Effective Scouters are alert to possibility, to the challenge of the moment.
If we aren’t watchful, though, those transient moments of possibility become obscured by our preoccupation with competence.
There’s no inherent virtue in being an experienced Scouter, after all if you stick with something long enough you become experienced. Hopefully experience leads to competence, but competence shouldn’t obscure possibility;
As we get more experienced, we get better, more competent, more able to do our thing.
And it’s easy to fall in love with that competence, to appreciate it and protect it. The pitfall? We close ourselves off from possibility.
Possibility, innovation, art–these are endeavors that not only bring the whiff of failure, they also require us to do something we’re not proven to be good at. After all, if we were so good at it that the outcome was assured, there’d be no sense of possibility.
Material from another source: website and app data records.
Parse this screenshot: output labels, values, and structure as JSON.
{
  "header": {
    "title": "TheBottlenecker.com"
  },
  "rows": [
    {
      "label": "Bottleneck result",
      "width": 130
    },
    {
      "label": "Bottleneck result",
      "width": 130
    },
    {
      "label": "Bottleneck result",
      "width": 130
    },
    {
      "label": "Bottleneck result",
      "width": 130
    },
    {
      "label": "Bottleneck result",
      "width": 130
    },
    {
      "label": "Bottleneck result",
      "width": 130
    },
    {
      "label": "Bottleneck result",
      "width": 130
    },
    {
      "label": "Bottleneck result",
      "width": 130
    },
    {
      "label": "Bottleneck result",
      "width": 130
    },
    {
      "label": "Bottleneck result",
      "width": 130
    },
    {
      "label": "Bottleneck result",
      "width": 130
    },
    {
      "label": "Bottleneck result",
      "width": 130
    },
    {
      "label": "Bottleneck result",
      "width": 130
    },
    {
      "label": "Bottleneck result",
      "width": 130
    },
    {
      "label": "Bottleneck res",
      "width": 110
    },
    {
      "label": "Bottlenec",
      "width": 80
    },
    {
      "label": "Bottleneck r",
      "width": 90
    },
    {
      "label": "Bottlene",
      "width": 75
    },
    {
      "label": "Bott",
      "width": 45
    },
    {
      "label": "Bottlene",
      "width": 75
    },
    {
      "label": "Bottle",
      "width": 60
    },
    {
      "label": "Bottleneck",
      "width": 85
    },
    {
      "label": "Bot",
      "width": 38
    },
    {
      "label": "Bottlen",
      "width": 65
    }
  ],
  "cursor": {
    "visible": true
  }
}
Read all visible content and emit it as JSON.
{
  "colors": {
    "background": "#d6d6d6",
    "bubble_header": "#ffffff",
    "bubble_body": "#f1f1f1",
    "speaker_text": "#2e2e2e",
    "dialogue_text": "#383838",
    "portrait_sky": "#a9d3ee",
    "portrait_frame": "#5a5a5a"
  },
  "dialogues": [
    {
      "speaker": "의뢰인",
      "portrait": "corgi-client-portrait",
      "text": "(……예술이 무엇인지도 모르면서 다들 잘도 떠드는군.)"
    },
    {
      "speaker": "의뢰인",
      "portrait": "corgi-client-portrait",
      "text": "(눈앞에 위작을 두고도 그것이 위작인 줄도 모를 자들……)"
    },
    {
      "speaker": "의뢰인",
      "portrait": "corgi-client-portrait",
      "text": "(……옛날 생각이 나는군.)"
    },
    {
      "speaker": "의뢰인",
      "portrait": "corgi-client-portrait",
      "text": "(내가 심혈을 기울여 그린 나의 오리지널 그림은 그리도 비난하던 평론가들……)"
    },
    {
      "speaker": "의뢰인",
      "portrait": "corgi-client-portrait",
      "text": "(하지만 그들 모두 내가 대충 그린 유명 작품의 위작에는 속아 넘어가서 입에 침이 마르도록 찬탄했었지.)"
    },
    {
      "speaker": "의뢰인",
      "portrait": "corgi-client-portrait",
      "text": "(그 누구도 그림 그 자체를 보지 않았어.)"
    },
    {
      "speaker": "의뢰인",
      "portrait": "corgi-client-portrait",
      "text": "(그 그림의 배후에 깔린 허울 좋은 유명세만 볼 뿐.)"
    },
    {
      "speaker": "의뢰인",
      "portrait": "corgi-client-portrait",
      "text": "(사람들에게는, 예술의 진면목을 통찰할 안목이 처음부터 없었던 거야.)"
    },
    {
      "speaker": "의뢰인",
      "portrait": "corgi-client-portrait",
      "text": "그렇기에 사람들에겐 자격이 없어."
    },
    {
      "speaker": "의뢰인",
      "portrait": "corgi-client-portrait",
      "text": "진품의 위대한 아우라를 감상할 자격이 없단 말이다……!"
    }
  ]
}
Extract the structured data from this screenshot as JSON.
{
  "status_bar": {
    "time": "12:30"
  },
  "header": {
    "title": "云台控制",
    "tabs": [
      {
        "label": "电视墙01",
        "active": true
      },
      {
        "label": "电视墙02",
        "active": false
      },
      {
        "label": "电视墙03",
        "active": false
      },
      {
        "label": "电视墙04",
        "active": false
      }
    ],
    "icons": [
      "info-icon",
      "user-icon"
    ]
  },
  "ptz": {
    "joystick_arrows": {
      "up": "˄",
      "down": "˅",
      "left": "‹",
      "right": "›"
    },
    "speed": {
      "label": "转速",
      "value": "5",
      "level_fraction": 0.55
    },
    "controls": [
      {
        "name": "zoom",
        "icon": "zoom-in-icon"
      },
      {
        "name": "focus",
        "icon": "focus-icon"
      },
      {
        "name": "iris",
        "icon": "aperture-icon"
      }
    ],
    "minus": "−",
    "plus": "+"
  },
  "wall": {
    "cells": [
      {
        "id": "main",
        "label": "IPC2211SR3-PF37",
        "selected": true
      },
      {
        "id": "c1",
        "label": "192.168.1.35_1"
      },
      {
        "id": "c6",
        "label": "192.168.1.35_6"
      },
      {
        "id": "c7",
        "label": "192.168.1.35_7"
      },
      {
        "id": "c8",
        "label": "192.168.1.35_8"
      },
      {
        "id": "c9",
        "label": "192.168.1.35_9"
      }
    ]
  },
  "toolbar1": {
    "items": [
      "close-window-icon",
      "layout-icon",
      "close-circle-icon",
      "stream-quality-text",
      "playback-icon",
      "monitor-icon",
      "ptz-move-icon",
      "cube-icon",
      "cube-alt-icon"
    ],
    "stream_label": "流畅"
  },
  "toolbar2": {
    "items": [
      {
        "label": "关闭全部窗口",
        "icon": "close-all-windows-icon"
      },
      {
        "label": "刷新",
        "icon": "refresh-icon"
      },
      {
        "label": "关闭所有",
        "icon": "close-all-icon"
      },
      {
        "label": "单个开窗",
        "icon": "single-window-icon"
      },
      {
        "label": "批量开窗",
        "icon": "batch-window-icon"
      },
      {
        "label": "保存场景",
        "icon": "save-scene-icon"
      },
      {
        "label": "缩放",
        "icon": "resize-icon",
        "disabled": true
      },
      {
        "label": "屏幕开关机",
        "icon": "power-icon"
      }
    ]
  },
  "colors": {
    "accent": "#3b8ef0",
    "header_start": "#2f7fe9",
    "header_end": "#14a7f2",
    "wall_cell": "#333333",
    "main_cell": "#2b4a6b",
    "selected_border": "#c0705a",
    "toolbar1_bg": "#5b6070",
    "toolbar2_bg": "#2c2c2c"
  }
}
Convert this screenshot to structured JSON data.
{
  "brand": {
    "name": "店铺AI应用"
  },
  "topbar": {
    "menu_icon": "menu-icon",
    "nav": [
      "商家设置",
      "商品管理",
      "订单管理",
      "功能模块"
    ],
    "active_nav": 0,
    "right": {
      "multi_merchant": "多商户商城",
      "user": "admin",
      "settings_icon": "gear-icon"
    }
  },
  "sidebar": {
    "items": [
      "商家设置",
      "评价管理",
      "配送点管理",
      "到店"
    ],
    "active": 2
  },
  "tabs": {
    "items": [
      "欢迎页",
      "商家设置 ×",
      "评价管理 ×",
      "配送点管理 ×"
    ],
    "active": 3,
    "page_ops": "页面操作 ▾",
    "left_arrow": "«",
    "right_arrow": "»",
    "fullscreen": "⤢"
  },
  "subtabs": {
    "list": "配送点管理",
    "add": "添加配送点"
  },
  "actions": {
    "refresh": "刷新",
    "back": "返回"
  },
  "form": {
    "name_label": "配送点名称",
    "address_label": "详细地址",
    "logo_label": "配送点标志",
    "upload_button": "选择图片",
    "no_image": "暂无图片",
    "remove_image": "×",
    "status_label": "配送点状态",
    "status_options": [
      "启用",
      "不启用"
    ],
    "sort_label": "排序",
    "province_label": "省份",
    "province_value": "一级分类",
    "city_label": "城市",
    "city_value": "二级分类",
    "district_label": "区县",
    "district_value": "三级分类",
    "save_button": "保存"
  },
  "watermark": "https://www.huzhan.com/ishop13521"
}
Seth Godin Competence vs. possibility
Consistency and competence are certainly valuable but they are not really what we are aimed at in Scouting. Our goal is not a isn’t consistent product, in fact we aren’t producing a product at all. We are working with individual one-off human beings with individual hopes, dreams, talents, and possibilities.
Our challenge is to help our Scouts weave the ideals and skills of Scouting into their individual character, not to make them into some sort of one-size-fits-all automaton. This challenge is full of possibility, but possibility is an unstable element, you never quite know where it’s going, or what it’s going to do, or how long it will be present.
Scouters have to keep moving and changing to capture possibility, we need to seize the moment and make the most of it.